------ GIVEN RECORDS ------
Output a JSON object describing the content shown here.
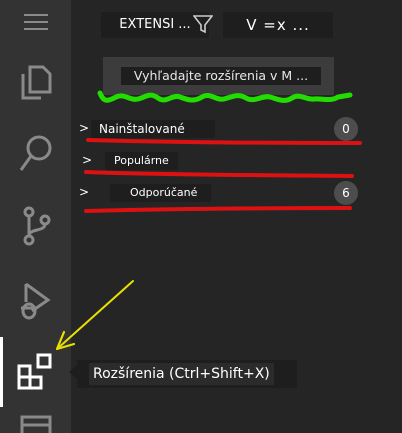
{
  "colors": {
    "activity_bar": "#333333",
    "sidebar": "#252526",
    "annotation_green": "#22dd00",
    "annotation_red": "#dd1111",
    "annotation_yellow": "#e8e000"
  },
  "activity_bar": {
    "items": [
      {
        "icon": "files-icon",
        "label": ""
      },
      {
        "icon": "search-icon",
        "label": ""
      },
      {
        "icon": "source-control-icon",
        "label": ""
      },
      {
        "icon": "run-debug-icon",
        "label": ""
      },
      {
        "icon": "extensions-icon",
        "label": "",
        "active": true
      },
      {
        "icon": "accounts-icon",
        "label": ""
      }
    ],
    "menu_icon": "hamburger-icon"
  },
  "header": {
    "title": "EXTENSI ...",
    "filter_icon": "filter-icon",
    "view_menu": "V =x ..."
  },
  "search": {
    "placeholder": "Vyhľadajte rozšírenia v M ..."
  },
  "sections": [
    {
      "label": "Nainštalované",
      "count": "0",
      "chevron": ">"
    },
    {
      "label": "Populárne",
      "count": "",
      "chevron": ">"
    },
    {
      "label": "Odporúčané",
      "count": "6",
      "chevron": ">"
    }
  ],
  "tooltip": {
    "text": "Rozšírenia (Ctrl+Shift+X)"
  }
}
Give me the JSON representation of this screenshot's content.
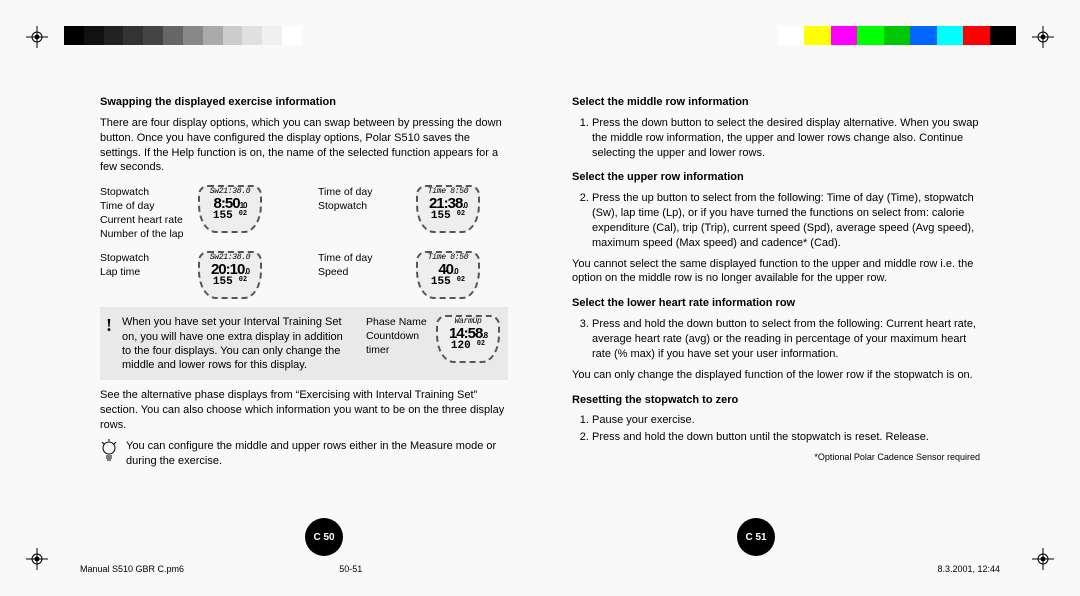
{
  "colorbars": {
    "left": [
      "#000",
      "#111",
      "#222",
      "#333",
      "#444",
      "#666",
      "#888",
      "#aaa",
      "#ccc",
      "#e0e0e0",
      "#f0f0f0",
      "#fff"
    ],
    "right": [
      "#fff",
      "#ffff00",
      "#ff00ff",
      "#00ff00",
      "#00c800",
      "#0066ff",
      "#00ffff",
      "#ff0000",
      "#000"
    ]
  },
  "left": {
    "title": "Swapping the displayed exercise information",
    "para1": "There are four display options, which you can swap between by pressing the down button. Once you have configured the display options, Polar S510 saves the settings. If the Help function is on, the name of the selected function appears for a few seconds.",
    "disp1": {
      "a": [
        "Stopwatch",
        "Time of day",
        "Current heart rate",
        "Number of the lap"
      ],
      "w": {
        "r1": "Sw21:38.0",
        "r2": "8:50",
        "r2s": "10",
        "r3a": "155",
        "r3b": "02"
      },
      "b": [
        "Time of day",
        "Stopwatch"
      ],
      "wb": {
        "r1": "Time 8:50",
        "r2": "21:38",
        "r2s": ".0",
        "r3a": "155",
        "r3b": "02"
      }
    },
    "disp2": {
      "a": [
        "Stopwatch",
        "Lap time"
      ],
      "w": {
        "r1": "Sw21:38.0",
        "r2": "20:10",
        "r2s": ".0",
        "r3a": "155",
        "r3b": "02"
      },
      "b": [
        "Time of day",
        "Speed"
      ],
      "wb": {
        "r1": "Time 8:50",
        "r2": "40",
        "r2s": ".0",
        "r3a": "155",
        "r3b": "02"
      }
    },
    "note": {
      "text": "When you have set your Interval Training Set on, you will have one extra display in addition to the four displays. You can only change the middle and lower rows for this display.",
      "labels": [
        "Phase Name",
        "Countdown",
        "timer"
      ],
      "w": {
        "r1": "WarmUp",
        "r2": "14:58",
        "r2s": ".8",
        "r3a": "120",
        "r3b": "02"
      }
    },
    "para2": "See the alternative phase displays from “Exercising with Interval Training Set” section. You can also choose which information you want to be on the three display rows.",
    "tip": "You can configure the middle and upper rows either in the Measure mode or during the exercise."
  },
  "right": {
    "sec1_title": "Select the middle row information",
    "sec1_item": "Press the down button to select the desired display alternative. When you swap the middle row information, the upper and lower rows change also. Continue selecting the upper and lower rows.",
    "sec2_title": "Select the upper row information",
    "sec2_item": "Press the up button to select from the following: Time of day (Time), stopwatch (Sw), lap time (Lp), or if you have turned the functions on select from: calorie expenditure (Cal), trip (Trip), current speed (Spd), average speed (Avg speed), maximum speed (Max speed) and cadence* (Cad).",
    "sec2_after": "You cannot select the same displayed function to the upper and middle row i.e. the option on the middle row is no longer available for the upper row.",
    "sec3_title": "Select the lower heart rate information row",
    "sec3_item": "Press and hold the down button to select from the following: Current heart rate, average heart rate (avg) or the reading in percentage of your maximum heart rate (% max) if you have set your user information.",
    "sec3_after": "You can only change the displayed function of the lower row if the stopwatch is on.",
    "sec4_title": "Resetting the stopwatch to zero",
    "sec4_items": [
      "Pause your exercise.",
      "Press and hold the down button until the stopwatch is reset. Release."
    ],
    "footnote": "*Optional Polar Cadence Sensor required"
  },
  "pagenums": {
    "left": "C 50",
    "right": "C 51"
  },
  "footer": {
    "file": "Manual S510 GBR C.pm6",
    "pages": "50-51",
    "date": "8.3.2001, 12:44"
  }
}
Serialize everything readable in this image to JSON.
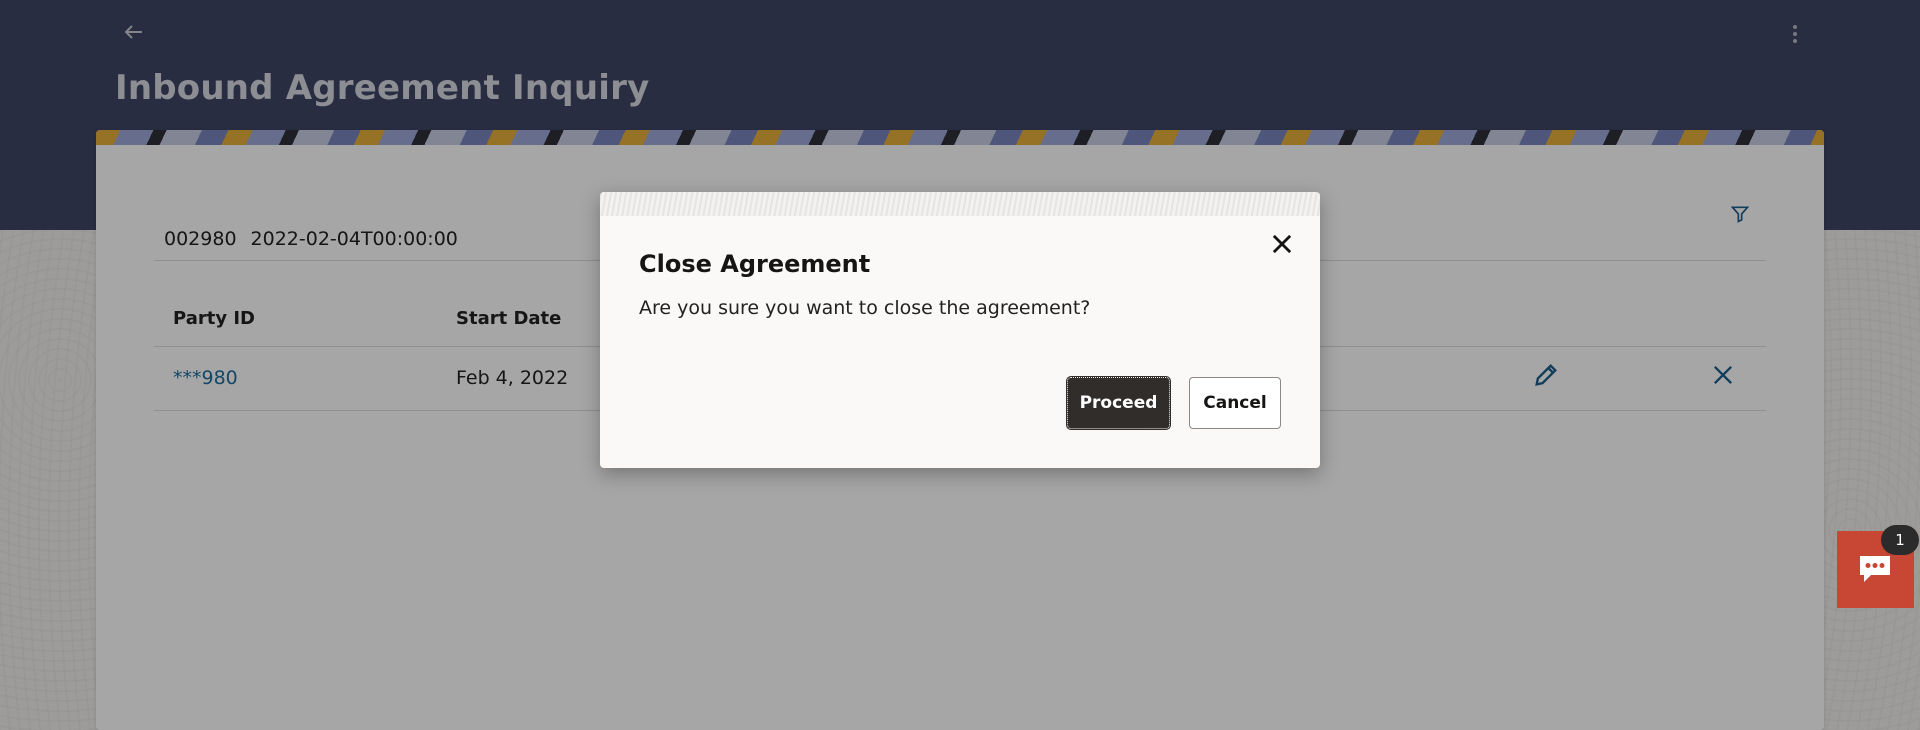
{
  "header": {
    "title": "Inbound Agreement Inquiry",
    "back_icon": "arrow-left-icon",
    "menu_icon": "kebab-menu-icon"
  },
  "summary": {
    "party_id": "002980",
    "date": "2022-02-04T00:00:00"
  },
  "table": {
    "columns": [
      "Party ID",
      "Start Date"
    ],
    "rows": [
      {
        "party_id": "***980",
        "start_date": "Feb 4, 2022"
      }
    ]
  },
  "modal": {
    "title": "Close Agreement",
    "message": "Are you sure you want to close the agreement?",
    "proceed_label": "Proceed",
    "cancel_label": "Cancel"
  },
  "chat": {
    "badge_count": "1"
  },
  "colors": {
    "header": "#3e4565",
    "link": "#1f6e9e",
    "primary_button": "#312d2a",
    "chat_fab": "#c74634"
  }
}
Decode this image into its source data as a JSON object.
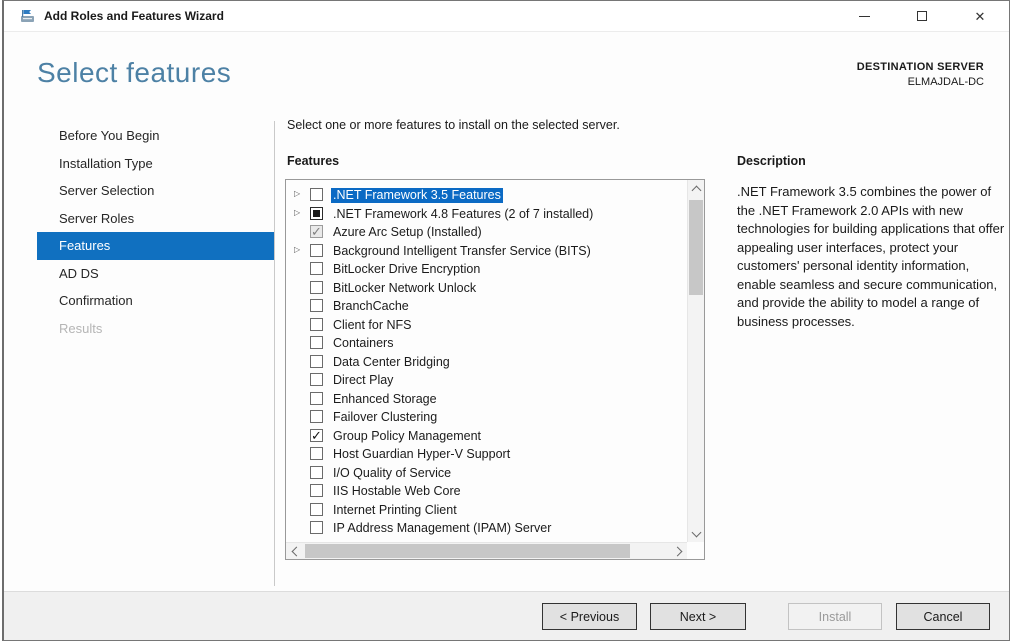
{
  "window": {
    "title": "Add Roles and Features Wizard",
    "icon": "server-manager-icon",
    "controls": [
      {
        "name": "minimize"
      },
      {
        "name": "maximize"
      },
      {
        "name": "close"
      }
    ]
  },
  "header": {
    "page_title": "Select features",
    "destination_label": "DESTINATION SERVER",
    "destination_server": "ELMAJDAL-DC"
  },
  "sidebar": {
    "items": [
      {
        "label": "Before You Begin",
        "state": "normal"
      },
      {
        "label": "Installation Type",
        "state": "normal"
      },
      {
        "label": "Server Selection",
        "state": "normal"
      },
      {
        "label": "Server Roles",
        "state": "normal"
      },
      {
        "label": "Features",
        "state": "selected"
      },
      {
        "label": "AD DS",
        "state": "normal"
      },
      {
        "label": "Confirmation",
        "state": "normal"
      },
      {
        "label": "Results",
        "state": "disabled"
      }
    ]
  },
  "main": {
    "instruction": "Select one or more features to install on the selected server.",
    "features_label": "Features",
    "features": [
      {
        "label": ".NET Framework 3.5 Features",
        "checkbox": "unchecked",
        "expander": true,
        "highlighted": true
      },
      {
        "label": ".NET Framework 4.8 Features (2 of 7 installed)",
        "checkbox": "indeterminate",
        "expander": true,
        "highlighted": false
      },
      {
        "label": "Azure Arc Setup (Installed)",
        "checkbox": "checked-disabled",
        "expander": false,
        "highlighted": false
      },
      {
        "label": "Background Intelligent Transfer Service (BITS)",
        "checkbox": "unchecked",
        "expander": true,
        "highlighted": false
      },
      {
        "label": "BitLocker Drive Encryption",
        "checkbox": "unchecked",
        "expander": false,
        "highlighted": false
      },
      {
        "label": "BitLocker Network Unlock",
        "checkbox": "unchecked",
        "expander": false,
        "highlighted": false
      },
      {
        "label": "BranchCache",
        "checkbox": "unchecked",
        "expander": false,
        "highlighted": false
      },
      {
        "label": "Client for NFS",
        "checkbox": "unchecked",
        "expander": false,
        "highlighted": false
      },
      {
        "label": "Containers",
        "checkbox": "unchecked",
        "expander": false,
        "highlighted": false
      },
      {
        "label": "Data Center Bridging",
        "checkbox": "unchecked",
        "expander": false,
        "highlighted": false
      },
      {
        "label": "Direct Play",
        "checkbox": "unchecked",
        "expander": false,
        "highlighted": false
      },
      {
        "label": "Enhanced Storage",
        "checkbox": "unchecked",
        "expander": false,
        "highlighted": false
      },
      {
        "label": "Failover Clustering",
        "checkbox": "unchecked",
        "expander": false,
        "highlighted": false
      },
      {
        "label": "Group Policy Management",
        "checkbox": "checked",
        "expander": false,
        "highlighted": false
      },
      {
        "label": "Host Guardian Hyper-V Support",
        "checkbox": "unchecked",
        "expander": false,
        "highlighted": false
      },
      {
        "label": "I/O Quality of Service",
        "checkbox": "unchecked",
        "expander": false,
        "highlighted": false
      },
      {
        "label": "IIS Hostable Web Core",
        "checkbox": "unchecked",
        "expander": false,
        "highlighted": false
      },
      {
        "label": "Internet Printing Client",
        "checkbox": "unchecked",
        "expander": false,
        "highlighted": false
      },
      {
        "label": "IP Address Management (IPAM) Server",
        "checkbox": "unchecked",
        "expander": false,
        "highlighted": false
      }
    ]
  },
  "description": {
    "title": "Description",
    "body": ".NET Framework 3.5 combines the power of the .NET Framework 2.0 APIs with new technologies for building applications that offer appealing user interfaces, protect your customers' personal identity information, enable seamless and secure communication, and provide the ability to model a range of business processes."
  },
  "footer": {
    "buttons": [
      {
        "label": "< Previous",
        "enabled": true
      },
      {
        "label": "Next >",
        "enabled": true
      },
      {
        "label": "Install",
        "enabled": false
      },
      {
        "label": "Cancel",
        "enabled": true
      }
    ]
  },
  "icons": {
    "expander": "▷",
    "close": "✕",
    "checkmark": "✓"
  },
  "colors": {
    "accent_selected": "#1070c0",
    "list_highlight": "#0b6ac4",
    "heading_blue": "#4d81a5",
    "footer_bg": "#f0f0f0"
  }
}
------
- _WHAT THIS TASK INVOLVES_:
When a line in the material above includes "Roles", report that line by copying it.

- _REPLY_:
    "title": "Add Roles and Features Wizard",
        "label": "Server Roles",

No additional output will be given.